Rare Albino Rattlesnake Discovered on Farm Might be 'One in a Million'

A Texas ranch owner came across a rare surprise on his property.

'An albino Western Diamondback rattlesnake was discovered in the Texas Hill Country region, according to officials from the Texas Parks and Wildlife Department.

The snake was found on a ranch west of Austin. Texas Parks and Wildlife's Hill Country Wildlife estimated the snake to measure between 8 and 10 inches long.

"Here is something you do not see every day," read a Facebook post, which included two photographs of the reptile.

Texas Parks and Wildlife Press Officer Megan Radke said albinism in rattlesnakes is "very rare."

"Biologists will come across it every now and then but it's very rare across rattlesnakes," she told Newsweek.

According to the Texas Parks and Wildlife website, the Western Diamondback is the most common venomous snake in Texas. They're found in all parts of the state, with the exception of the easternmost part of Texas. These snakes can average 3 ½ to 4 ½ feet in length, even growing up to 7 feet.

Albino Western Diamondback Rattlesnake
A rare albino western diamondback rattlesnake was found on a Texas ranch owner's property. David Northcott/Getty Images

Typically, the Western Diamondback rattlesnake is brown with diamond-shaped markings down its back with black and white rings on the tail. Radke said an albino Western Diamondback rattlesnake's coloring makes it more vulnerable to potential predators because they're unable to blend into its surroundings.

"Fortunately, true albinism occurs very rarely in the wild," the Texas Parks and Wildlife Department commented. "Some say it happens only once in every hundred thousand births. Others claim it is even more rare — one in a million."

Texas Parks and Wildlife Department Wildlife Diversity Biologist Nathan Rains told Newsweek that albinism makes it difficult for these snakes to reach adulthood.

The Western Diamondback rattlesnake's predators include hawks, feral hog, foxes and some other snakes, like indigo snakes.

He said he's received reports of seeing one or two of these albino snakes each year.

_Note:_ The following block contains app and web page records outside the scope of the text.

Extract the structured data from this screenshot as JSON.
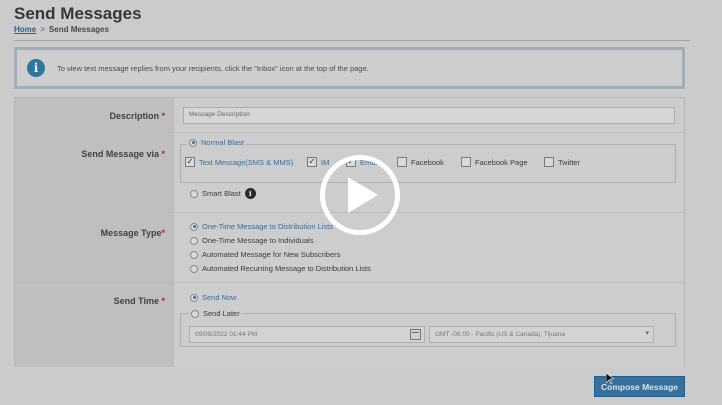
{
  "page": {
    "title": "Send Messages",
    "breadcrumb": {
      "home": "Home",
      "separator": ">",
      "current": "Send Messages"
    }
  },
  "info_banner": {
    "icon": "info-icon",
    "text": "To view text message replies from your recipients, click the \"Inbox\" icon at the top of the page."
  },
  "form": {
    "description": {
      "label": "Description",
      "required": "*",
      "placeholder": "Message Description"
    },
    "send_via": {
      "label": "Send Message via",
      "required": "*",
      "normal_blast": "Normal Blast",
      "channels": [
        {
          "label": "Text Message(SMS & MMS)",
          "checked": true
        },
        {
          "label": "IM",
          "checked": true
        },
        {
          "label": "Email",
          "checked": true
        },
        {
          "label": "Facebook",
          "checked": false
        },
        {
          "label": "Facebook Page",
          "checked": false
        },
        {
          "label": "Twitter",
          "checked": false
        }
      ],
      "smart_blast": "Smart Blast",
      "smart_blast_info_icon": "info-icon"
    },
    "message_type": {
      "label": "Message Type",
      "required": "*",
      "options": [
        {
          "label": "One-Time Message to Distribution Lists",
          "selected": true
        },
        {
          "label": "One-Time Message to Individuals",
          "selected": false
        },
        {
          "label": "Automated Message for New Subscribers",
          "selected": false
        },
        {
          "label": "Automated Recurring Message to Distribution Lists",
          "selected": false
        }
      ]
    },
    "send_time": {
      "label": "Send Time",
      "required": "*",
      "send_now": "Send Now",
      "send_later": "Send Later",
      "date_value": "09/09/2022 01:44 PM",
      "timezone": "GMT -08:00 - Pacific (US & Canada); Tijuana"
    }
  },
  "compose_button": "Compose Message",
  "overlay": {
    "play_icon": "play-icon"
  },
  "colors": {
    "accent": "#2d6fa3",
    "required": "#b02020",
    "label_bg": "#c9c9c9"
  }
}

Radke told Newsweek that the landowner called a biologist when the snake was found but ultimately decided to release it back into the wild.

She said due to the rural area of the ranch, the landowner has likely come across snakes before.

"Snakes are all over the place, this is not unusual," Radke said.

She said people are advised to keep their lawns and fields mown and landscaped. People should also make sure their equipment is not laying around because snakes may see it as a place to hide.

The rancher wasn't the only one who stumbled across a venomous snake this week.

On Wednesday, Newsweek reported that a "massive" venomous snake was found beneath an air conditioning unit in an eastern Australian home.

Stuart McKenzie of Sunshine Coast Snake Catchers 24/7 said he estimated the snake to measure about 5 feet in length.

If someone came across a snake that posed a threat in a more populated area, Radke said an individual may call animal control to remove and relocate the snake. However, she said the best thing for most people to do is to simply leave the snake alone.

Rains said rattlesnakes generally leave people alone as long as they aren't provoked. Rattlesnake bites are rare, and the severity of the bite depends on a person's reaction to it. After seeking medical treatment, someone who was bitten by a rattlesnake typically makes a full recovery.

"They're just as much part of the ecosystem as any other wildlife is," Radke said.